Well-known performers and actors earn ‘less than minimum wage’

Cultural professions are characterised by low pay, poor conditions and precarious work, according to new research.

One third of artists and creative practitioners earn less than the national minimum wage, and cultural professions are characterised by low pay, poor conditions and precarious work, according to new research.

The review of pay and conditions by Theatre Forum, the national organisation representing the performing arts, will be presented at Leinster House on Tuesday, and finds 30 per cent of performing artists earn less than the 2018 national minimum wage of €9.55 per hour. This is partly because 83 per cent are paid flat fees regardless of hours worked.

Average weekly earnings in arts, entertainment, recreation and other services were two-thirds of all other sectors of the economy (€494.98 compared to €740.32), and hourly earnings were three-quarters of the average (€17.12 compared to €22.62).

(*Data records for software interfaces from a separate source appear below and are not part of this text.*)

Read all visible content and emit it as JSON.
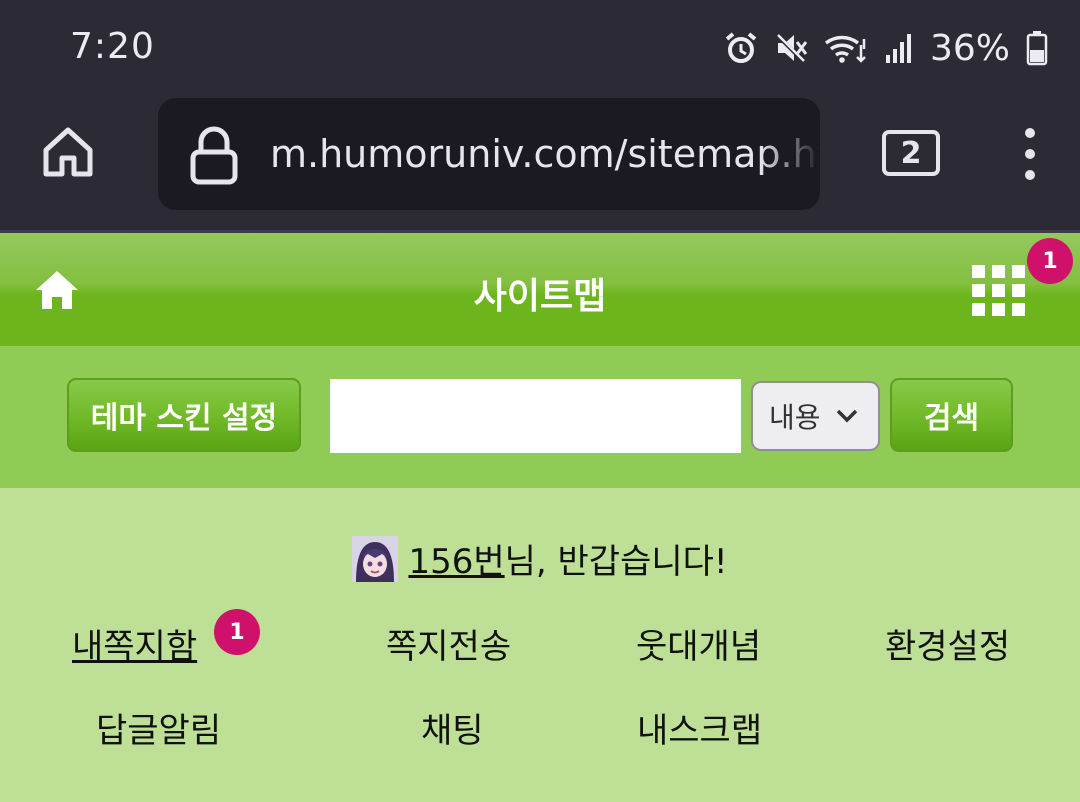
{
  "status_bar": {
    "time": "7:20",
    "battery_percent": "36%",
    "icons": [
      "alarm-icon",
      "mute-icon",
      "wifi-icon",
      "signal-icon",
      "battery-icon"
    ]
  },
  "browser": {
    "url": "m.humoruniv.com/sitemap.html",
    "tab_count": "2",
    "icons": [
      "home-icon",
      "lock-icon",
      "tabs-icon",
      "more-icon"
    ]
  },
  "header": {
    "title": "사이트맵",
    "notification_count": "1"
  },
  "search": {
    "theme_button_label": "테마 스킨 설정",
    "input_value": "",
    "scope_selected": "내용",
    "search_button_label": "검색"
  },
  "welcome": {
    "username": "156번",
    "greeting_suffix": "님, 반갑습니다!"
  },
  "menu": {
    "inbox": "내쪽지함",
    "inbox_badge": "1",
    "send_message": "쪽지전송",
    "humor_concept": "웃대개념",
    "settings": "환경설정",
    "reply_alerts": "답글알림",
    "chat": "채팅",
    "my_scrap": "내스크랩"
  },
  "colors": {
    "status_bar_bg": "#2b2a35",
    "header_green": "#6cb51c",
    "search_row_green": "#90cc55",
    "content_bg": "#bde096",
    "badge": "#d0116b"
  }
}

In the survey of wages in autumn 2018, PAYE arts jobs earned €18.54 per hour on average, and freelancers €16.83. Some 60 per cent of PAYE jobs in performing arts organisations pay less than the €35,365 national average wage.


The research is timely, coming after last week's letter from theatre workers saying the increase in co-productions at the Abbey Theatre, rather than self-produced shows, has significantly eroded incomes and job opportunities.

Theatre Forum's research shows poor pay and conditions across the sector. "Some of our best-known and loved artists do not earn anything close to a living wage and are unable to sustain their apparently successful careers," says Theatre Forum director Anna Walsh. "In the cultural sector, home of the gig economy, low pay and poor conditions are further exacerbated by the precarious nature of work. Artists have limited employment options, making too few or no PRSI and voluntary pension contributions, putting benefits, maternity, parental and sick leave, as well as pensions and housing, beyond reach. They cannot afford to be sick, find it difficult to plan careers, and near impossible to secure or afford a mortgage. Life choices such as a place to live, work and family formation are fraught with uncertainty."

Only workers in accommodation and food services earn less, according to the CSO Labour Costs bulletins at the end of 2018.

Theatre Forum surveyed 144 artists – including directors, writers, actors, dance artists, producers, composers, sound designers – and 81 arts organisations, across the performing arts sector. It examined three months (August to October 2018), a period with more work for freelance creatives than other times of year. If sustained through the year, average annual earnings would have been €22,752, just 64 per cent of the average €33,365 across all sectors.

As well as lower pay rates, the survey also found less work available: performing artists worked 28.9 paid hours a week compared to 32.7 hours generally.

Acknowledging there's no simple solution, Theatre Forum will ask Minister for Culture Josepha Madigan to look at policy, funding and employment frameworks to take action to improve artists' pay, conditions and access to support and benefits.

Four-fifths of performing arts jobs are precarious; 81 per cent of jobs in festivals, venues and production companies are temporary, with irregular hours, freelance contracts or a profit share. Nearly a quarter of artists received social welfare benefits, over half of arts organisations do not have staff pensions, three-quarters do not make employer pension contributions, and 62 per cent do not top up state maternity benefit.

Some 23 per cent of artists have to top up their income with non-arts jobs, and 63 per cent rely on other incomes, such as a household member.

Deirdre Falvey

Deirdre Falvey

Deirdre Falvey is a features and arts writer at The Irish Times